From time to time, it’s nice to reflect upon other more successful people’s perceptions of the world. Jocko explains how he sees things that “suck.” His question will be rhetorically asked if something sucks and his response to himself or his audience is “good.” The existence of the suck gives the opportunity for growth in one form or another. Does running sprints suck? Yes, yes they do. Good. If they didn’t, you’d continue to exist within your comfort zone and anyone with a brain knows that being comfortable is the opposite of growth.
Returning to the idea of perfectionism, we stare at the mountain of work we’ve created. The perfect storm of problems? That’s OUR creation… we did that to ourselves. We’ve created what smarter-people-than-I would call “paralysis by analysis.” We’ve now overthought the issue, the project, and stifled any progress we were going to make by asking that pesky old question “What if?”
“What if” is a killer. The hypothetical mind spends more time worrying than it ever did problem solving.

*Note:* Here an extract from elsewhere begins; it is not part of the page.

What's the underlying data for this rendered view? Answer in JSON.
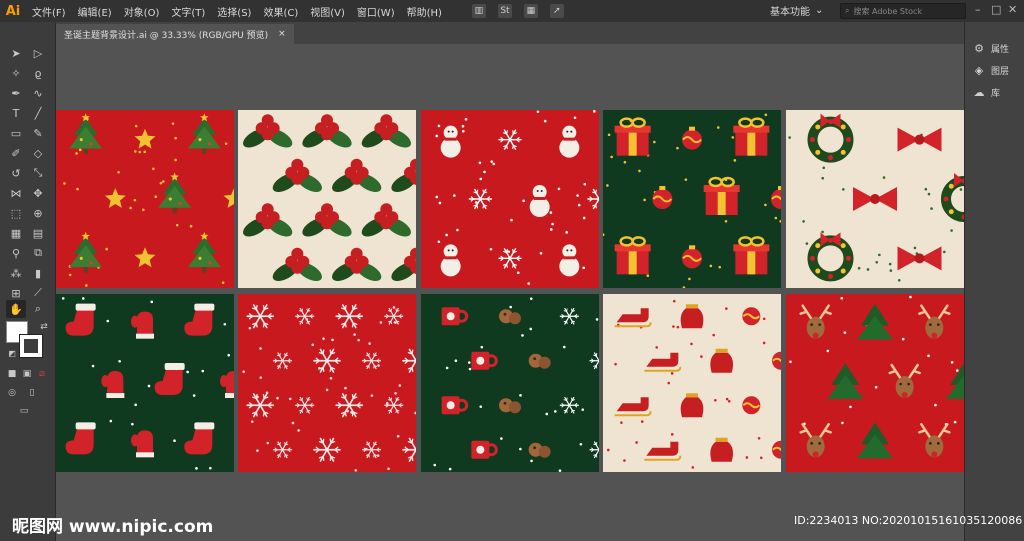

The perfectionist mindset can’t slip. It won’t allow you to fall and pick yourself up. To fall is to break the idea of a perfect run. The fear of failing stops you from even attempting. Within this mindset, there is no growth. Growth comes from failing, from fucking up, from blowing shit up in front of your face. Without failing, there are no lessons learned. With everything needing to be perfect, you never tried. Now… the memory, the creation, the attempt of something great never existed.
Fuck it. Seriously, fail often, fail hard, fail big, and laugh it off while you learn your lessons. The only one that gives a shit is you. Personally, I have a great deal of respect for the people that get in the arena L after L chasing just one fucking W. Nothing is more simple than fighting. You put your health, the most universal trait we all share on this planet, for nothing more than glory. You just want to win. That person that has lost 15 in a row and continues to fight has my respect. Regardless of their record, they’ve spent more time in that ring than most, and now have more experience than that undefeated record of 3-0. What has the undefeated fighter learned? That they’ve played their cards right thus far, but they haven’t learned a whole lot from their experiences… not yet. Each upcoming fight is more pressure than the last. The feeling of loss is alien to them. What will happen when it inevitably happens?
Probably relief. Now they can focus on being their absolute best and not give a fuck about records.
To have an outline of a project is productive and helpful, but steps 2-100 matter not. What does matter is step one – getting started.
When you do fail, be happy, because now you have something to take from it, something to learn from the experience. You can appreciate those that have attempted and been successful. You’ll see all the work that they put in and appreciate what they had to put in for those results. Now little by little, apply those to your next project.
In conclusion, that white girl nonsense of holding their “perfectionist” mindset above you like it’s some dumbass trophy, can fuck itself. Focus on step one – sit your ass down and get to work. By creating your work, it will be perfect. You are exactly where you need to be, right now. Put the pen to paper and quiet the mind.
Get started… but make sure the dishes are done first. Dirty dishes stink.
“I’ve had a lot of worries in my life, most of which never happened.” – Mark Twain